* **The problem**:
Please show all lines of the records that include "FACTOR".

* **Records for the task**:
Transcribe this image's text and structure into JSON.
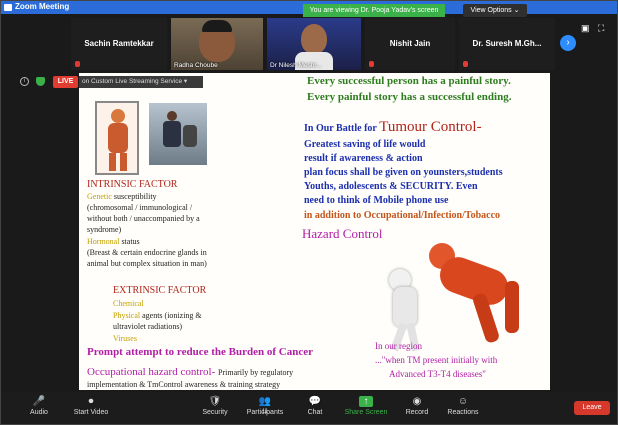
{
  "window": {
    "title": "Zoom Meeting"
  },
  "banner": {
    "text": "You are viewing Dr. Pooja Yadav's screen",
    "view_options": "View Options ⌄"
  },
  "participants": [
    {
      "name": "Sachin Ramtekkar",
      "video": false
    },
    {
      "name": "Radha Choube",
      "video": true
    },
    {
      "name": "Dr Nilesh Meshr...",
      "video": true
    },
    {
      "name": "Nishit Jain",
      "video": false
    },
    {
      "name": "Dr. Suresh M.Gh...",
      "video": false
    }
  ],
  "stream": {
    "live": "LIVE",
    "service": "on Custom Live Streaming Service ▾"
  },
  "slide": {
    "quote1": "Every successful person has a painful story.",
    "quote2": "Every painful story has a successful ending.",
    "battle_prefix": "In Our Battle for",
    "battle_big": "Tumour Control-",
    "body": [
      "Greatest saving of life would",
      "result if awareness & action",
      "plan focus shall be given on younsters,students",
      "Youths, adolescents & SECURITY. Even",
      "need to think of Mobile phone use"
    ],
    "occupational_line": "in addition to Occupational/Infection/Tobacco",
    "hazard": "Hazard Control",
    "intrinsic_title": "INTRINSIC FACTOR",
    "genetic_word": "Genetic",
    "genetic_rest": "susceptibility",
    "genetic_lines": [
      "(chromosomal / immunological /",
      "without both / unaccompanied by a",
      "syndrome)"
    ],
    "hormonal_word": "Hormonal",
    "hormonal_rest": "status",
    "hormonal_lines": [
      "(Breast & certain endocrine glands in",
      "animal but complex situation in man)"
    ],
    "extrinsic_title": "EXTRINSIC FACTOR",
    "chemical": "Chemical",
    "physical_word": "Physical",
    "physical_rest": "agents (ionizing &",
    "physical_line2": "ultraviolet radiations)",
    "viruses": "Viruses",
    "prompt": "Prompt attempt to reduce the Burden of",
    "cancer": "Cancer",
    "occ_title": "Occupational hazard control-",
    "occ_rest": "Primarily by regulatory",
    "occ_line2": "implementation & TmControl awareness & training strategy",
    "region_lines": [
      "In our region",
      "...\"when TM present initially with",
      "Advanced T3-T4 diseases\""
    ]
  },
  "toolbar": {
    "items": [
      {
        "label": "Audio",
        "icon": "🎤"
      },
      {
        "label": "Start Video",
        "icon": "⏺"
      },
      {
        "label": "Security",
        "icon": "🛡"
      },
      {
        "label": "Participants",
        "icon": "👥",
        "count": "11"
      },
      {
        "label": "Chat",
        "icon": "💬"
      },
      {
        "label": "Share Screen",
        "icon": "↑"
      },
      {
        "label": "Record",
        "icon": "◉"
      },
      {
        "label": "Reactions",
        "icon": "☺"
      }
    ],
    "leave": "Leave"
  },
  "colors": {
    "share_green": "#3bb14a",
    "leave_red": "#d7382c",
    "zoom_blue": "#2d8cff"
  }
}
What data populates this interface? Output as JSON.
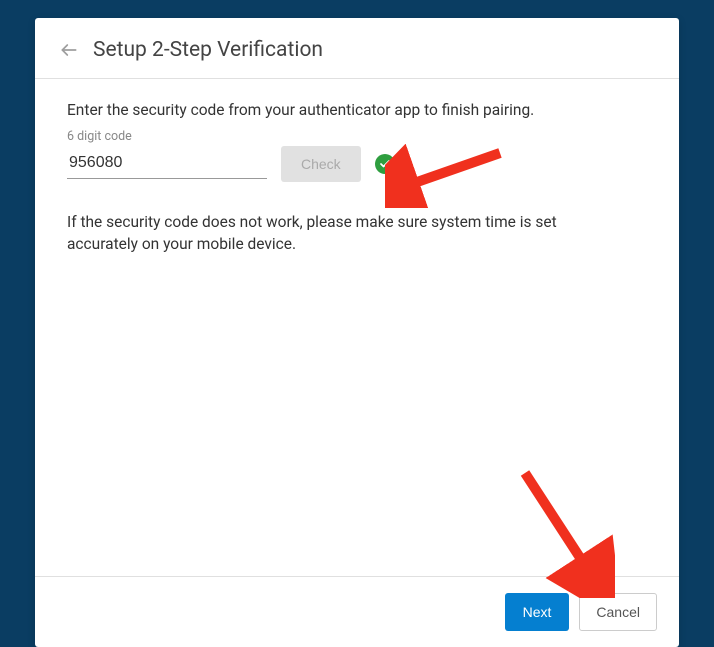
{
  "header": {
    "title": "Setup 2-Step Verification"
  },
  "body": {
    "instruction": "Enter the security code from your authenticator app to finish pairing.",
    "input_label": "6 digit code",
    "code_value": "956080",
    "check_button": "Check",
    "help_text": "If the security code does not work, please make sure system time is set accurately on your mobile device."
  },
  "footer": {
    "next": "Next",
    "cancel": "Cancel"
  },
  "colors": {
    "primary": "#057fd0",
    "success": "#2e9e3f",
    "annotation": "#f0301e"
  }
}
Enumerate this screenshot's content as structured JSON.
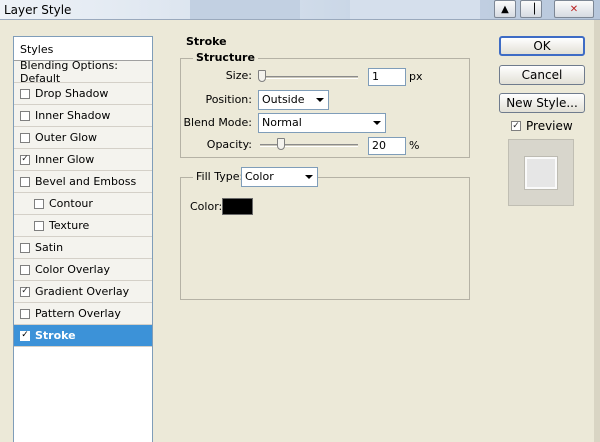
{
  "window": {
    "title": "Layer Style"
  },
  "styles_list": {
    "header": "Styles",
    "items": [
      {
        "label": "Blending Options: Default",
        "has_checkbox": false,
        "checked": false,
        "indent": false,
        "selected": false
      },
      {
        "label": "Drop Shadow",
        "has_checkbox": true,
        "checked": false,
        "indent": false,
        "selected": false
      },
      {
        "label": "Inner Shadow",
        "has_checkbox": true,
        "checked": false,
        "indent": false,
        "selected": false
      },
      {
        "label": "Outer Glow",
        "has_checkbox": true,
        "checked": false,
        "indent": false,
        "selected": false
      },
      {
        "label": "Inner Glow",
        "has_checkbox": true,
        "checked": true,
        "indent": false,
        "selected": false
      },
      {
        "label": "Bevel and Emboss",
        "has_checkbox": true,
        "checked": false,
        "indent": false,
        "selected": false
      },
      {
        "label": "Contour",
        "has_checkbox": true,
        "checked": false,
        "indent": true,
        "selected": false
      },
      {
        "label": "Texture",
        "has_checkbox": true,
        "checked": false,
        "indent": true,
        "selected": false
      },
      {
        "label": "Satin",
        "has_checkbox": true,
        "checked": false,
        "indent": false,
        "selected": false
      },
      {
        "label": "Color Overlay",
        "has_checkbox": true,
        "checked": false,
        "indent": false,
        "selected": false
      },
      {
        "label": "Gradient Overlay",
        "has_checkbox": true,
        "checked": true,
        "indent": false,
        "selected": false
      },
      {
        "label": "Pattern Overlay",
        "has_checkbox": true,
        "checked": false,
        "indent": false,
        "selected": false
      },
      {
        "label": "Stroke",
        "has_checkbox": true,
        "checked": true,
        "indent": false,
        "selected": true
      }
    ]
  },
  "stroke": {
    "section_title": "Stroke",
    "structure_title": "Structure",
    "size_label": "Size:",
    "size_value": "1",
    "size_unit": "px",
    "size_slider_fraction": 0.0,
    "position_label": "Position:",
    "position_value": "Outside",
    "blend_mode_label": "Blend Mode:",
    "blend_mode_value": "Normal",
    "opacity_label": "Opacity:",
    "opacity_value": "20",
    "opacity_unit": "%",
    "opacity_slider_fraction": 0.2,
    "fill_type_label": "Fill Type:",
    "fill_type_value": "Color",
    "color_label": "Color:",
    "color_value": "#000000"
  },
  "buttons": {
    "ok": "OK",
    "cancel": "Cancel",
    "new_style": "New Style..."
  },
  "preview": {
    "label": "Preview",
    "checked": true
  },
  "icons": {
    "check": "✓",
    "up_arrow": "▲",
    "scroll": "▕",
    "close": "✕"
  }
}
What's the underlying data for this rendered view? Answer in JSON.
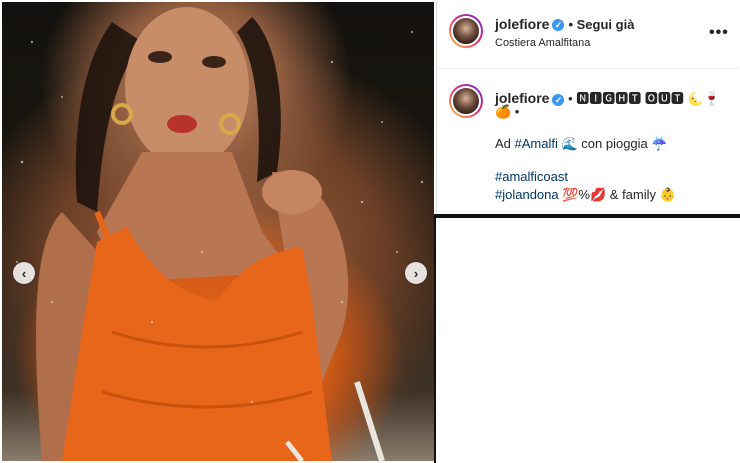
{
  "post": {
    "username": "jolefiore",
    "verified_icon": "verified-badge-icon",
    "follow_status": "• Segui già",
    "location": "Costiera Amalfitana",
    "more_icon": "•••"
  },
  "caption": {
    "username": "jolefiore",
    "line1_text": "• 🅽🅸🅶🅷🆃 🅾🆄🆃 🌜🍷",
    "line2_text": "🍊 •",
    "line3_prefix": "Ad ",
    "line3_tag": "#Amalfi",
    "line3_suffix": " 🌊 con pioggia ☔",
    "line4_tag": "#amalficoast",
    "line5_tag": "#jolandona",
    "line5_suffix": " 💯%💋 & family 👶"
  },
  "nav": {
    "prev_symbol": "‹",
    "next_symbol": "›"
  },
  "colors": {
    "accent": "#3897f0",
    "hashtag": "#00376b",
    "dress": "#e6681c"
  }
}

* **Written response**:
    "intrinsic_title": "INTRINSIC FACTOR",
    "extrinsic_title": "EXTRINSIC FACTOR",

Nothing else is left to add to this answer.